Caribbean Regional Strategic Framework on HIV and AIDS (CRSF) 2019-2025
WHAT IS PANCAP?
PANCAP is a Caribbean regional partnership of governments, regional civil society organisations, regional institutions and organisations, bilateral and multilateral agencies and contributing donor partners which was established on 14 February 2001. PANCAP provides a structured and unified approach to the Caribbean’s response to the HIV epidemic, coordinates the response through the Caribbean Regional Strategic Framework on HIV and AIDS to maximise efficient use of resources and increase impact, mobilises resources and build capacity of partners.

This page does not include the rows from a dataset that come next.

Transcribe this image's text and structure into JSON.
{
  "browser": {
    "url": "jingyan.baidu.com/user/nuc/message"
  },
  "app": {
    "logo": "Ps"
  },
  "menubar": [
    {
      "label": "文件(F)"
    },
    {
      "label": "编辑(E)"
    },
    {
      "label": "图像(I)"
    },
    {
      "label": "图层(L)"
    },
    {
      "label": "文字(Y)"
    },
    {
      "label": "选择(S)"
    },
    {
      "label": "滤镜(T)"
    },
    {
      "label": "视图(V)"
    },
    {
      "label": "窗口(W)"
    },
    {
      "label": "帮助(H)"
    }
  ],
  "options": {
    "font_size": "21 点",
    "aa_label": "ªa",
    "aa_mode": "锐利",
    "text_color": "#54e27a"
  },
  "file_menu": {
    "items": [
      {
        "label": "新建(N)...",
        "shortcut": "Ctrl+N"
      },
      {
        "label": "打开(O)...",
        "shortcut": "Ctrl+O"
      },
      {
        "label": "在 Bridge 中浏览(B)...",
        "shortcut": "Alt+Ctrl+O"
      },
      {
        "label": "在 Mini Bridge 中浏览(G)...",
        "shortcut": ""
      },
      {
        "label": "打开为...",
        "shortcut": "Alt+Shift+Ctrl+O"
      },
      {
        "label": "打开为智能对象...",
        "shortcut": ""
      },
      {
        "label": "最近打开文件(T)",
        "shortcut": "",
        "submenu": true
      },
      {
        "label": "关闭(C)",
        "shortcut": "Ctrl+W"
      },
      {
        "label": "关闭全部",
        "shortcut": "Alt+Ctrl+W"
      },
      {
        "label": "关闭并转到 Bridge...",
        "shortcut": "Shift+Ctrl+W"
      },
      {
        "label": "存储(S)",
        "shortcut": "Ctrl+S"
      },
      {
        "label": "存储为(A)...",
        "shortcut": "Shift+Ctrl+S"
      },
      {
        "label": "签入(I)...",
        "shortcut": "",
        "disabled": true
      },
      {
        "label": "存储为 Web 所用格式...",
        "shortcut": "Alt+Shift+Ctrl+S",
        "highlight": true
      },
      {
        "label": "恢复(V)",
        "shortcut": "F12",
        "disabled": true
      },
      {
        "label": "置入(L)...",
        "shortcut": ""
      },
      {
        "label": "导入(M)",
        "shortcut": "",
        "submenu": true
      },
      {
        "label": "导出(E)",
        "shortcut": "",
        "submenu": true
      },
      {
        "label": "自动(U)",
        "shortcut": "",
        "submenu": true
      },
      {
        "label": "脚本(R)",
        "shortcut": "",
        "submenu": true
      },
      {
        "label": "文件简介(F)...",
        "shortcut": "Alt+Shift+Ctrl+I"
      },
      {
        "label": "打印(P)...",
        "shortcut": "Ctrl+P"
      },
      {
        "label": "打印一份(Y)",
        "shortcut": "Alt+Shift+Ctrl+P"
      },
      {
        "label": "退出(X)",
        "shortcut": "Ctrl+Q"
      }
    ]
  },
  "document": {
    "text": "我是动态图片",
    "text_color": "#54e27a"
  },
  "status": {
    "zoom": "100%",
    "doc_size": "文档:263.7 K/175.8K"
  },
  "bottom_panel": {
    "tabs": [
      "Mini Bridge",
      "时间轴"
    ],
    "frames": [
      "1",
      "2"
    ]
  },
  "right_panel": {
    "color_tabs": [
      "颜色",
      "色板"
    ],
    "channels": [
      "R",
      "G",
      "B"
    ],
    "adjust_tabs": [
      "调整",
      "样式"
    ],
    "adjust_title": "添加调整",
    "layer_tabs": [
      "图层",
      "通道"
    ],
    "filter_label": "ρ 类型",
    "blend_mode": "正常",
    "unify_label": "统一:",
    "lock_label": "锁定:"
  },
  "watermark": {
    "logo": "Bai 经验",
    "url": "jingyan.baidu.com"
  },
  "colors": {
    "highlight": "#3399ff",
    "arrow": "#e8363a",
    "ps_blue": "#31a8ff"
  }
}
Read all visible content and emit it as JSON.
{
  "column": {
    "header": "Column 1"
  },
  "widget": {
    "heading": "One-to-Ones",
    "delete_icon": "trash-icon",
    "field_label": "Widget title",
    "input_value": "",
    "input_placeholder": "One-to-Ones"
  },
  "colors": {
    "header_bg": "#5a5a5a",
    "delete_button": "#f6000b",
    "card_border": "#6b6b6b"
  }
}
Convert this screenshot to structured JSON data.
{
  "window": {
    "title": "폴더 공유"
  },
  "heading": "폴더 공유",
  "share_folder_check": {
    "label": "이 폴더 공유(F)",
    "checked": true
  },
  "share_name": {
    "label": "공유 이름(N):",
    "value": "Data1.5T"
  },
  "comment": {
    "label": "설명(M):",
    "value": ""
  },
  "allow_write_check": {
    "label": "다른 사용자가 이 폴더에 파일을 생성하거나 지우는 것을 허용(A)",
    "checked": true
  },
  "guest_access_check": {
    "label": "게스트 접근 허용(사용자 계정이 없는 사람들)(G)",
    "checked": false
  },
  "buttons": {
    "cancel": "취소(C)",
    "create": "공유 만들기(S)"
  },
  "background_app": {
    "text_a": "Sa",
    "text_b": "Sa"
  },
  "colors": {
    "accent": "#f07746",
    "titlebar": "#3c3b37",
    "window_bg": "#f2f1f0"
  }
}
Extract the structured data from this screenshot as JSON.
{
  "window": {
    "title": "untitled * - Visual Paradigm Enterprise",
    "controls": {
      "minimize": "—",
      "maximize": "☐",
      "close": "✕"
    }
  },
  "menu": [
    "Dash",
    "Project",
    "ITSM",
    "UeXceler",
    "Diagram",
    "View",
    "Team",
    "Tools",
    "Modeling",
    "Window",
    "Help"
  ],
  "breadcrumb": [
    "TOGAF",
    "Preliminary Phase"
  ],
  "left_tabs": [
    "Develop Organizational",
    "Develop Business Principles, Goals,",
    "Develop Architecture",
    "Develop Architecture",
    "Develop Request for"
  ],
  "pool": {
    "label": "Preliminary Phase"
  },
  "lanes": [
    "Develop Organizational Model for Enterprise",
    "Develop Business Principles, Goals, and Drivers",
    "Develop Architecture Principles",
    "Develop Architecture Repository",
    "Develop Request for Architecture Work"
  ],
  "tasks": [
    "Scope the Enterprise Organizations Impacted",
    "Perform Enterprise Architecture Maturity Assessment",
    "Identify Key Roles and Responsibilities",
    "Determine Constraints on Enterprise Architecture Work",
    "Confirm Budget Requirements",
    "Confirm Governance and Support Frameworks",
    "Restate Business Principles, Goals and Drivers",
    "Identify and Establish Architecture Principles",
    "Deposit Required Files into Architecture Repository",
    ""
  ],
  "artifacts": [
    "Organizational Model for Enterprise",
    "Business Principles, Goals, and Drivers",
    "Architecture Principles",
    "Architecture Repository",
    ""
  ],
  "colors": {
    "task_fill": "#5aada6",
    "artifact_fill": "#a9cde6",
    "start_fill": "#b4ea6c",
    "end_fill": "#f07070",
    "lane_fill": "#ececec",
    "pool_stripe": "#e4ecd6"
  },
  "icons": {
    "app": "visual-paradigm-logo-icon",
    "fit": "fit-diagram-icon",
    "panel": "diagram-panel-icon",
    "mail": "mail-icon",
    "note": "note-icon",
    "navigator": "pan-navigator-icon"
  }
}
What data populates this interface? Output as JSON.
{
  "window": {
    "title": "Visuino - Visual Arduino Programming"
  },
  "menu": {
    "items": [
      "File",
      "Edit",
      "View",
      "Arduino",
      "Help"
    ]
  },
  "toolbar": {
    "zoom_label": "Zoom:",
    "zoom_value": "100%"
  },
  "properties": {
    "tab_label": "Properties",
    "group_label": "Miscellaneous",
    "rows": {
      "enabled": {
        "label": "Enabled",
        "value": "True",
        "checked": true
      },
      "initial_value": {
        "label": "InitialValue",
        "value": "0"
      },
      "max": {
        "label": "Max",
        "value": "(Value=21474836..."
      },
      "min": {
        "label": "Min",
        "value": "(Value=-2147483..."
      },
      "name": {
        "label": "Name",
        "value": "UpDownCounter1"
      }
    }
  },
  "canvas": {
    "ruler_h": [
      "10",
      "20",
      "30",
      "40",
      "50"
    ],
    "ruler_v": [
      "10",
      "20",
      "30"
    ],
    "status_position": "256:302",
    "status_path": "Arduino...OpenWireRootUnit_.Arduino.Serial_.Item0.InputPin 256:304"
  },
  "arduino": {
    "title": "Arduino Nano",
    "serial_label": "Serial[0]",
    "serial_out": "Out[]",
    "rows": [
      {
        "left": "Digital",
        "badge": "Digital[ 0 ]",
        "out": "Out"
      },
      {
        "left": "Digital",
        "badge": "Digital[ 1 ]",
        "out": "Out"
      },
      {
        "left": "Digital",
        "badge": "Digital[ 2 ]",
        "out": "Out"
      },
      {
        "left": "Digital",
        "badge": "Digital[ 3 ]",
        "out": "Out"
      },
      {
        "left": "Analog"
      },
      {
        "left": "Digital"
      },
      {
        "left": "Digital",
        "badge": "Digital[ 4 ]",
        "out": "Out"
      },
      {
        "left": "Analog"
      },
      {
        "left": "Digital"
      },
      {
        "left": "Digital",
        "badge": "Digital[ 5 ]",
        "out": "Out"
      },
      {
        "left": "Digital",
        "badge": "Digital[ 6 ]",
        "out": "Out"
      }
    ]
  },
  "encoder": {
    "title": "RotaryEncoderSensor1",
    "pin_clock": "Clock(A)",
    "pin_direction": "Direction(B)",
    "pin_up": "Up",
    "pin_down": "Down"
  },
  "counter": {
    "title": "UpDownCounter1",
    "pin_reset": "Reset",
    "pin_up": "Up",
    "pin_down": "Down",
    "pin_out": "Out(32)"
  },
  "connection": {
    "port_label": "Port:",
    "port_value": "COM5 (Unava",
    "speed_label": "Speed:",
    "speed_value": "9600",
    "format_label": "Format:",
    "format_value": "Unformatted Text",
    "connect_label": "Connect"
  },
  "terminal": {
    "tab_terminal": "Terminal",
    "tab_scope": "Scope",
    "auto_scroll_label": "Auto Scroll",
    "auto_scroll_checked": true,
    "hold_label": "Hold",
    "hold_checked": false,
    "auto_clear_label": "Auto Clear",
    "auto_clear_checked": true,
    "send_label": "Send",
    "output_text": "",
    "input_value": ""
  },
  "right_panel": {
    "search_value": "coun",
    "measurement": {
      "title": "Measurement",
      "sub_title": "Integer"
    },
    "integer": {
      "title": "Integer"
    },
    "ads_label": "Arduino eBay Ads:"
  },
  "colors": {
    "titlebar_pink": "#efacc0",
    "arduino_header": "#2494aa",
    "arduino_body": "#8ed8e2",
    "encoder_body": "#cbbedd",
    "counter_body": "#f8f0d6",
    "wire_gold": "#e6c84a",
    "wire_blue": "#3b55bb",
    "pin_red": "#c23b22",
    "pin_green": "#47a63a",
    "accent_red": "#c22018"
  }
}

What is the Jamaica AIDS Support for Life (JASL)?
JASL’s genesis was in the late 1980s when a group of friends responded to the needs of a peer who had become infected with highly stigmatised HIV and faced discrimination in the health care system. This act led other individuals who were facing similar challenges to the group. Additionally, the existing government response was preventive and not targeted to include the most vulnerable groups, including persons already infected with HIV, MSM and SW.
In 1991, the organisation was first established as Jamaica AIDS Support (JAS), and was the first NGO specifically responding to HIV. JAS was urged by the Ministry of Health to continue the work among PLHIV, MSM and SW as trust had been established through the provision of a stigma free zone in which everyone could access testing, counselling and treatment regardless of sexual orientation, gender, race, occupation, colour, class economic status or religion.
What are the Global AIDS Strategy 2021–2026 targets and commitments?
If targets and commitments in the strategy are achieved:
- The number of people who newly acquire HIV will decrease from 1.7 million in 2019 to less than 370 000 by 2025
- The number of people dying from AIDS-related illnesses will decrease from 690 000 in 2019 to less than 250 000 in 2025.
- The goal of eliminating new HIV infections among children will see the number of new HIV infections drop from 150 000 in 2019 to less than 22 000 in 2025.
What are the 95-95-95 Targets for ending AIDS?
- 95% of People Living with HIV know their HIV status;
- 95% of people who know their status on treatment; and
- 95% of people on treatment with suppressed viral loads.